If you have ever used a telephone banking service, ordered a pay-per-view movie or checked your e-mail, you have availed yourself of a traditional service in a fundamentally different way than you would have just a few years ago. The element missing from these transactions was that of "place"; in other words, you didn't have to go to a bank, a video store or a post office to obtain access to the service. But there is more: Technology has not merely moved the point of access from a storefront to your home or office; instead, access has been channelled through digital devices found in multiple locations - namely, telephones, television sets and personal computers - enabling consumers to use services practically anywhere at any time. Access has not really moved from place to place - it has moved from a place to "space."
Information technologies have laid the foundation for a new market environment many call the "networked economy." A growing proportion of our economy is shifting from the physical marketplace we know to this networked economy, or electronic "marketspace," we are just beginning to explore.
How will new technologies associated with the networked economy be incorporated into the traditional relationship between businesses and their customers? What impact will the networked economy have on the way customers are listened to, marketed to and ultimately served? These are only some of the pressing business questions companies are asking. When information technology was merely a tool used to automate operations such as payroll or accounting, it was relatively easy to understand.
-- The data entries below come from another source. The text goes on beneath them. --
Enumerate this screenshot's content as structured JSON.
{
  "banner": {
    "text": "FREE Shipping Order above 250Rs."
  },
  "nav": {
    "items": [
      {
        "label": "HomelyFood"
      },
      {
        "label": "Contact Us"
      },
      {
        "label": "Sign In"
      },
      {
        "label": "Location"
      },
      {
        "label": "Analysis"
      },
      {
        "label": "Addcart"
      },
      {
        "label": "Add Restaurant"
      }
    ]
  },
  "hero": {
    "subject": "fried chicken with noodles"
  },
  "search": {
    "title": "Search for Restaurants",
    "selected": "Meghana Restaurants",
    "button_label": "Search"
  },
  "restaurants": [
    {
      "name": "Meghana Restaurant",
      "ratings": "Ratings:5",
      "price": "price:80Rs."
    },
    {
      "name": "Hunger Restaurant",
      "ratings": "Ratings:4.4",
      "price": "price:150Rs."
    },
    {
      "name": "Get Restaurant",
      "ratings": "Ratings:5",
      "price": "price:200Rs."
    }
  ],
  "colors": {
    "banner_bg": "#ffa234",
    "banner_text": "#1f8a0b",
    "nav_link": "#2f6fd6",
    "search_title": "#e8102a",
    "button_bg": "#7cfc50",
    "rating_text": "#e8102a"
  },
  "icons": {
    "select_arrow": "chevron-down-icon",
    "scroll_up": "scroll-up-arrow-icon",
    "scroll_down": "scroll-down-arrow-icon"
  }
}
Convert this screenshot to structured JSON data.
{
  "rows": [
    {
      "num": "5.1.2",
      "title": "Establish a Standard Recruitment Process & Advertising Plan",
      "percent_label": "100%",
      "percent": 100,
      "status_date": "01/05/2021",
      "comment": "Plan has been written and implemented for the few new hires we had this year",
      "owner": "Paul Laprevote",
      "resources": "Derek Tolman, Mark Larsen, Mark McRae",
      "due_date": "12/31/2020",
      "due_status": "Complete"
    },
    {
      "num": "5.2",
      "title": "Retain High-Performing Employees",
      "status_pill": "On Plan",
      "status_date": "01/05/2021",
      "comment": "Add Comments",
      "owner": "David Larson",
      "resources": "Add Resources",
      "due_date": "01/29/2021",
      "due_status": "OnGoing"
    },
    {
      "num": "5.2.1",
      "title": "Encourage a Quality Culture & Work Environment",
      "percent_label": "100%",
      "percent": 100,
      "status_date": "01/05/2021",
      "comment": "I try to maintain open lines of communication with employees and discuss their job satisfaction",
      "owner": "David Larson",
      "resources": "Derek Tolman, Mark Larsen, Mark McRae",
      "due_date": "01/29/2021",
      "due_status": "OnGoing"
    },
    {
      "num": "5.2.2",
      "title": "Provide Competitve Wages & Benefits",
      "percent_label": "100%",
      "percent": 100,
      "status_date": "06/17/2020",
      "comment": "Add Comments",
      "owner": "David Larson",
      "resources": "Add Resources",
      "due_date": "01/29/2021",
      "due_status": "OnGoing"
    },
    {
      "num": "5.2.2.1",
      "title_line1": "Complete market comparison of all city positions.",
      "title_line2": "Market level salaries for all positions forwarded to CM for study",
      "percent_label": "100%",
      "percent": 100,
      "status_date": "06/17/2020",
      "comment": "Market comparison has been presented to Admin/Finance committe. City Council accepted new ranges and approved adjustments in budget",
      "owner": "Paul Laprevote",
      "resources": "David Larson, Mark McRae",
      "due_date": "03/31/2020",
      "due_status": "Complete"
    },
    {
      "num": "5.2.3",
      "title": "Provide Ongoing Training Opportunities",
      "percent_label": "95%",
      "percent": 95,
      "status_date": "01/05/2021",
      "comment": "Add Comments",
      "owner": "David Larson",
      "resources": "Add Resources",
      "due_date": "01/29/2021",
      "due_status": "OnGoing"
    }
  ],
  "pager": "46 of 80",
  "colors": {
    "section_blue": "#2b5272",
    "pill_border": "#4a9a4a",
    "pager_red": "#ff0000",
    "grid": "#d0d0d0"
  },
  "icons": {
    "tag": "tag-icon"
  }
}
Now that technology is defining new markets, it must be understood in its proper context as a strategic management tool that needs to be correctly leveraged.
This article will outline the dynamics of a networked economy, describe its effects on customer processes, and explore how some companies have leveraged these effects for …